> EXERCISE REQUIREMENTS
Nothing but the lines from the one containing "Extract the structured" through the final line of the listing should appear in the answer, each exactly as written.
+--
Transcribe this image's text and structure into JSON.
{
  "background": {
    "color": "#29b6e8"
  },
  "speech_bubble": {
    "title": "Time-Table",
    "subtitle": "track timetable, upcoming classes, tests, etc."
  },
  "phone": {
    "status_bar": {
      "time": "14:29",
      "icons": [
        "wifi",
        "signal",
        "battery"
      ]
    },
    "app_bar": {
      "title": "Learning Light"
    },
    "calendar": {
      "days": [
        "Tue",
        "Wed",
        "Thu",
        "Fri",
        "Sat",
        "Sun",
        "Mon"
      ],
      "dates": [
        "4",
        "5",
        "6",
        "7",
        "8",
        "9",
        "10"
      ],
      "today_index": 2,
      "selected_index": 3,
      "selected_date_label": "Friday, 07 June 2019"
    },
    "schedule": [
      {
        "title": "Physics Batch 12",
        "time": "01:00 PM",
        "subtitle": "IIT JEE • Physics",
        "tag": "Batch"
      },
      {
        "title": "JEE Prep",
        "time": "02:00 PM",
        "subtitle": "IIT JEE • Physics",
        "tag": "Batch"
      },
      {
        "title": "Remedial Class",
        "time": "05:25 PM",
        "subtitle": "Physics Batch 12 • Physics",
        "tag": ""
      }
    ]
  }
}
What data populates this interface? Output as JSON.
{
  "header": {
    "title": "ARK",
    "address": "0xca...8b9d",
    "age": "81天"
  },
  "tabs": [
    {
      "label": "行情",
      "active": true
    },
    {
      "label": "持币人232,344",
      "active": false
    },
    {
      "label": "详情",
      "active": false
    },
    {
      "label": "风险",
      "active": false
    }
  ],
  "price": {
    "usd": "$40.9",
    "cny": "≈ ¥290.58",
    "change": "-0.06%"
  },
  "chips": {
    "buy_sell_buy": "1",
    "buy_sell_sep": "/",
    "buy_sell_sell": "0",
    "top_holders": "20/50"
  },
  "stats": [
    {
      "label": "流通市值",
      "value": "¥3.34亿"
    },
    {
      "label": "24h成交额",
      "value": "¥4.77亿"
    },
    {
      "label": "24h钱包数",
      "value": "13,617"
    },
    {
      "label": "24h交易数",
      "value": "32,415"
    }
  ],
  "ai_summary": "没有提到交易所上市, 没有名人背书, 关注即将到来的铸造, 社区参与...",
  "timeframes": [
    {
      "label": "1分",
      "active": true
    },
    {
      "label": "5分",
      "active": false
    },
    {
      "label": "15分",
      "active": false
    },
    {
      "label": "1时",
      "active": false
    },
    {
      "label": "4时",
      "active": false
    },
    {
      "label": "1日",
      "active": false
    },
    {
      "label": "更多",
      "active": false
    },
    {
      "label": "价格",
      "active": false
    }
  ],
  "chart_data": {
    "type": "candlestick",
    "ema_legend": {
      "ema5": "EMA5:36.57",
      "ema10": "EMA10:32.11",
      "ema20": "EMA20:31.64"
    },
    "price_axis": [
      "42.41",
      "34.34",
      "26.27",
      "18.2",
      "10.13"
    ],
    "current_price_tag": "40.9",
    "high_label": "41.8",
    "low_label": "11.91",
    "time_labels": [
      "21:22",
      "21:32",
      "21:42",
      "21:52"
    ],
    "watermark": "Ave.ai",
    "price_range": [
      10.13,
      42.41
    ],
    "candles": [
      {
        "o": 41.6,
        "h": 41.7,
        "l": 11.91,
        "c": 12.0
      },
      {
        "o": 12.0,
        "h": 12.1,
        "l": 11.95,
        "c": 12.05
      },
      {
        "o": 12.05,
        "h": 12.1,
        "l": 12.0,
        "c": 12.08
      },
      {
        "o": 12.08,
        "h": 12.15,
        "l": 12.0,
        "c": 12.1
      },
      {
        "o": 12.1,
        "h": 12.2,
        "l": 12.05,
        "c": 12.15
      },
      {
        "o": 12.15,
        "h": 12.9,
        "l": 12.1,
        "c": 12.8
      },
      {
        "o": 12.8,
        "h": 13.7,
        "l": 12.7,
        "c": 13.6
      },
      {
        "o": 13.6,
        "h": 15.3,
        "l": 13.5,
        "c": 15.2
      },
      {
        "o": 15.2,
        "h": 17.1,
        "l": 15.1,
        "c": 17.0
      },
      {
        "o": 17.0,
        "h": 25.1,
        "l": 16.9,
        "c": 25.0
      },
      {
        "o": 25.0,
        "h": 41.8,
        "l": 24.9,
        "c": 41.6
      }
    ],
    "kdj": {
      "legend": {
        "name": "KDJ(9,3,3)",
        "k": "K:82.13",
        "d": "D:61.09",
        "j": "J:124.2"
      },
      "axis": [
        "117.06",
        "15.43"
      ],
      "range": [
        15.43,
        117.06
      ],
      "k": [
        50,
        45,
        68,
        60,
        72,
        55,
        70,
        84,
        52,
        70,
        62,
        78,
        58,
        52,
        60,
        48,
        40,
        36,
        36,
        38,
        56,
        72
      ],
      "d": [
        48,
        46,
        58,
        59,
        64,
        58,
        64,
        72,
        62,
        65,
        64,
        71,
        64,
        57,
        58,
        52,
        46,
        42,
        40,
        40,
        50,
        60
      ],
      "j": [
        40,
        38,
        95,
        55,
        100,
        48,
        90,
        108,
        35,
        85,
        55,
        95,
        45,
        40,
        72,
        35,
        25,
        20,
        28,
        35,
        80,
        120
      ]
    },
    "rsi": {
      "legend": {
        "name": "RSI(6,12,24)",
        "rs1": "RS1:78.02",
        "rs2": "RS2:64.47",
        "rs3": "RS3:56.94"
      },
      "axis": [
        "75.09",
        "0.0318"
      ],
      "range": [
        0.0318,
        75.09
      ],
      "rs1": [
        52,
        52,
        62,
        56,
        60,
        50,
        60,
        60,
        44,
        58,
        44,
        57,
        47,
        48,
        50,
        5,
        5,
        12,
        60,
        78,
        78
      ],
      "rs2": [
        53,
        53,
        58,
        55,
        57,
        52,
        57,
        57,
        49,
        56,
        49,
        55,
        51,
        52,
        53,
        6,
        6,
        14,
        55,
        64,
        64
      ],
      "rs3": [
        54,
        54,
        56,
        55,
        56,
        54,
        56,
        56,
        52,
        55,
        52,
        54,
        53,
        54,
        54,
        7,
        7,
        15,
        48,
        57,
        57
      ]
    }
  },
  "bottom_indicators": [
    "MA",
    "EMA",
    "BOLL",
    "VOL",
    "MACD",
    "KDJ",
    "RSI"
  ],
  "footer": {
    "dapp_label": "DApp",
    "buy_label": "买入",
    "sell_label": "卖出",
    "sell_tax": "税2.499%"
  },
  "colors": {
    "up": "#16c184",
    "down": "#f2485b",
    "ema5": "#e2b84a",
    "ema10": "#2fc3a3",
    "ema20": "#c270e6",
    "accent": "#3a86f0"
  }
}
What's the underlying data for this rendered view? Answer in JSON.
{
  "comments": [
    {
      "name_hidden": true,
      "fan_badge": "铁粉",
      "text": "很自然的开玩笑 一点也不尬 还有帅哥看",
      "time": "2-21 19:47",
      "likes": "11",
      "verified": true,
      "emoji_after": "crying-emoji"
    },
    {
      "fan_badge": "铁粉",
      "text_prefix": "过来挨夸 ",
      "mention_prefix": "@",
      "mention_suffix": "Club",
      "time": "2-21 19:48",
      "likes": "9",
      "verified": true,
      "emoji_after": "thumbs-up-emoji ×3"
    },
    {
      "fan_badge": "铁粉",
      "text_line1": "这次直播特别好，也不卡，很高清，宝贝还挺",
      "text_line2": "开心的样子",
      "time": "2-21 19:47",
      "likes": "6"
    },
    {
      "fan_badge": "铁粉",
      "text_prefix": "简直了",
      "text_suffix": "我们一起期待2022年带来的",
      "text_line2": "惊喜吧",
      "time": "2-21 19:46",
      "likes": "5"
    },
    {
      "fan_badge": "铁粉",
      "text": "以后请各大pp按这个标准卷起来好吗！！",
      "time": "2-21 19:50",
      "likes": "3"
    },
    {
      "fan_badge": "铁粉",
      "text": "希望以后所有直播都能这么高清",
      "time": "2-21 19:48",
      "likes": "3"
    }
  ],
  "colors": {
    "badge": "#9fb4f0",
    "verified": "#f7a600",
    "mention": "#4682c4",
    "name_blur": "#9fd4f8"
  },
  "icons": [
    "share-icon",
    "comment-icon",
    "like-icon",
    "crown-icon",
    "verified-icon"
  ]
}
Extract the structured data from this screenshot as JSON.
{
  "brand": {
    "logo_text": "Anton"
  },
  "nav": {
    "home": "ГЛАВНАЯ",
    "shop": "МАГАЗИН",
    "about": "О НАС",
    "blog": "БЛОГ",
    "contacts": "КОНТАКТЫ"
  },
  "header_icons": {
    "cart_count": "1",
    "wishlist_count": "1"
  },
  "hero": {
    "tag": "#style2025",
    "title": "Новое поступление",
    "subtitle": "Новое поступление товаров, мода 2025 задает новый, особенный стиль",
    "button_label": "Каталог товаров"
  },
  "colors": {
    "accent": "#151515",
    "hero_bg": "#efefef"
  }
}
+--
> RESPONSE BOX
Extract the structured data from this screenshot as JSON.
{
  "brand": {
    "logo_text": "Anton"
  },
  "nav": {
    "home": "ГЛАВНАЯ",
    "shop": "МАГАЗИН",
    "about": "О НАС",
    "blog": "БЛОГ",
    "contacts": "КОНТАКТЫ"
  },
  "header_icons": {
    "cart_count": "1",
    "wishlist_count": "1"
  },
  "hero": {
    "tag": "#style2025",
    "title": "Новое поступление",
    "subtitle": "Новое поступление товаров, мода 2025 задает новый, особенный стиль",
    "button_label": "Каталог товаров"
  },
  "colors": {
    "accent": "#151515",
    "hero_bg": "#efefef"
  }
}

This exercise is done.